DESCRIPTION OF THE TASK
Retype the data exactly. Spelling and punctuation stay as they are.

Items from an interface collection
______

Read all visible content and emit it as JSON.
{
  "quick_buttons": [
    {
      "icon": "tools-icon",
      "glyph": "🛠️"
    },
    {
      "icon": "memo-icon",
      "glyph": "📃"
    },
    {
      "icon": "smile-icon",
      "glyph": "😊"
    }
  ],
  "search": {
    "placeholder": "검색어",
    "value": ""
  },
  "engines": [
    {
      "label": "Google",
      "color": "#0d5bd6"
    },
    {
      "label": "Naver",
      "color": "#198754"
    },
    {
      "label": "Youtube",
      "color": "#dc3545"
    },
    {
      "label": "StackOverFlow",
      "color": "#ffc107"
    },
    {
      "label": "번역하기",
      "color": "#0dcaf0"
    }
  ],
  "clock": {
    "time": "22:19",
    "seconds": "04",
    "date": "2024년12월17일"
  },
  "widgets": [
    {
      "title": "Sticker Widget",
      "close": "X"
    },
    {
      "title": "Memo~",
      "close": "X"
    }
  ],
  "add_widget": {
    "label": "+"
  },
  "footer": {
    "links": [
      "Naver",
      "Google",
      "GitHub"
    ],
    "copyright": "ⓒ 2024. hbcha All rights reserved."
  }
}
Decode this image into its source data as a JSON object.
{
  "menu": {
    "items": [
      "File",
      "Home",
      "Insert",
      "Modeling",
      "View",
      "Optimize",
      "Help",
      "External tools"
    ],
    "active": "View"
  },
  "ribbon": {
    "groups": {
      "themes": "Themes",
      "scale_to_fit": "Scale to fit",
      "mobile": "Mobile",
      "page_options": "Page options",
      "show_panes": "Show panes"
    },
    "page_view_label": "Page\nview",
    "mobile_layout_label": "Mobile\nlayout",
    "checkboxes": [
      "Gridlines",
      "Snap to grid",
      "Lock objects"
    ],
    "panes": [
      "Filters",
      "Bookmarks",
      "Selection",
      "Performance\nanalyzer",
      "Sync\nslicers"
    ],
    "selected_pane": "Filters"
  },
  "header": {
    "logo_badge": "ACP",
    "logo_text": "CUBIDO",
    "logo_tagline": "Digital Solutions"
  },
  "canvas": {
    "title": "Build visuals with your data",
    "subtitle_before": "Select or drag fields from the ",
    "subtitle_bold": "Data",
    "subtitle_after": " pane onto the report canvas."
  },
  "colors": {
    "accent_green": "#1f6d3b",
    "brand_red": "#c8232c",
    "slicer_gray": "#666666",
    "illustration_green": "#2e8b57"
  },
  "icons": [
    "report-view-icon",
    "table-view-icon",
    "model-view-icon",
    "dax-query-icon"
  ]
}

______

RESPONSE
Read all visible content and emit it as JSON.
{
  "quick_buttons": [
    {
      "icon": "tools-icon",
      "glyph": "🛠️"
    },
    {
      "icon": "memo-icon",
      "glyph": "📃"
    },
    {
      "icon": "smile-icon",
      "glyph": "😊"
    }
  ],
  "search": {
    "placeholder": "검색어",
    "value": ""
  },
  "engines": [
    {
      "label": "Google",
      "color": "#0d5bd6"
    },
    {
      "label": "Naver",
      "color": "#198754"
    },
    {
      "label": "Youtube",
      "color": "#dc3545"
    },
    {
      "label": "StackOverFlow",
      "color": "#ffc107"
    },
    {
      "label": "번역하기",
      "color": "#0dcaf0"
    }
  ],
  "clock": {
    "time": "22:19",
    "seconds": "04",
    "date": "2024년12월17일"
  },
  "widgets": [
    {
      "title": "Sticker Widget",
      "close": "X"
    },
    {
      "title": "Memo~",
      "close": "X"
    }
  ],
  "add_widget": {
    "label": "+"
  },
  "footer": {
    "links": [
      "Naver",
      "Google",
      "GitHub"
    ],
    "copyright": "ⓒ 2024. hbcha All rights reserved."
  }
}
Decode this image into its source data as a JSON object.
{
  "menu": {
    "items": [
      "File",
      "Home",
      "Insert",
      "Modeling",
      "View",
      "Optimize",
      "Help",
      "External tools"
    ],
    "active": "View"
  },
  "ribbon": {
    "groups": {
      "themes": "Themes",
      "scale_to_fit": "Scale to fit",
      "mobile": "Mobile",
      "page_options": "Page options",
      "show_panes": "Show panes"
    },
    "page_view_label": "Page\nview",
    "mobile_layout_label": "Mobile\nlayout",
    "checkboxes": [
      "Gridlines",
      "Snap to grid",
      "Lock objects"
    ],
    "panes": [
      "Filters",
      "Bookmarks",
      "Selection",
      "Performance\nanalyzer",
      "Sync\nslicers"
    ],
    "selected_pane": "Filters"
  },
  "header": {
    "logo_badge": "ACP",
    "logo_text": "CUBIDO",
    "logo_tagline": "Digital Solutions"
  },
  "canvas": {
    "title": "Build visuals with your data",
    "subtitle_before": "Select or drag fields from the ",
    "subtitle_bold": "Data",
    "subtitle_after": " pane onto the report canvas."
  },
  "colors": {
    "accent_green": "#1f6d3b",
    "brand_red": "#c8232c",
    "slicer_gray": "#666666",
    "illustration_green": "#2e8b57"
  },
  "icons": [
    "report-view-icon",
    "table-view-icon",
    "model-view-icon",
    "dax-query-icon"
  ]
}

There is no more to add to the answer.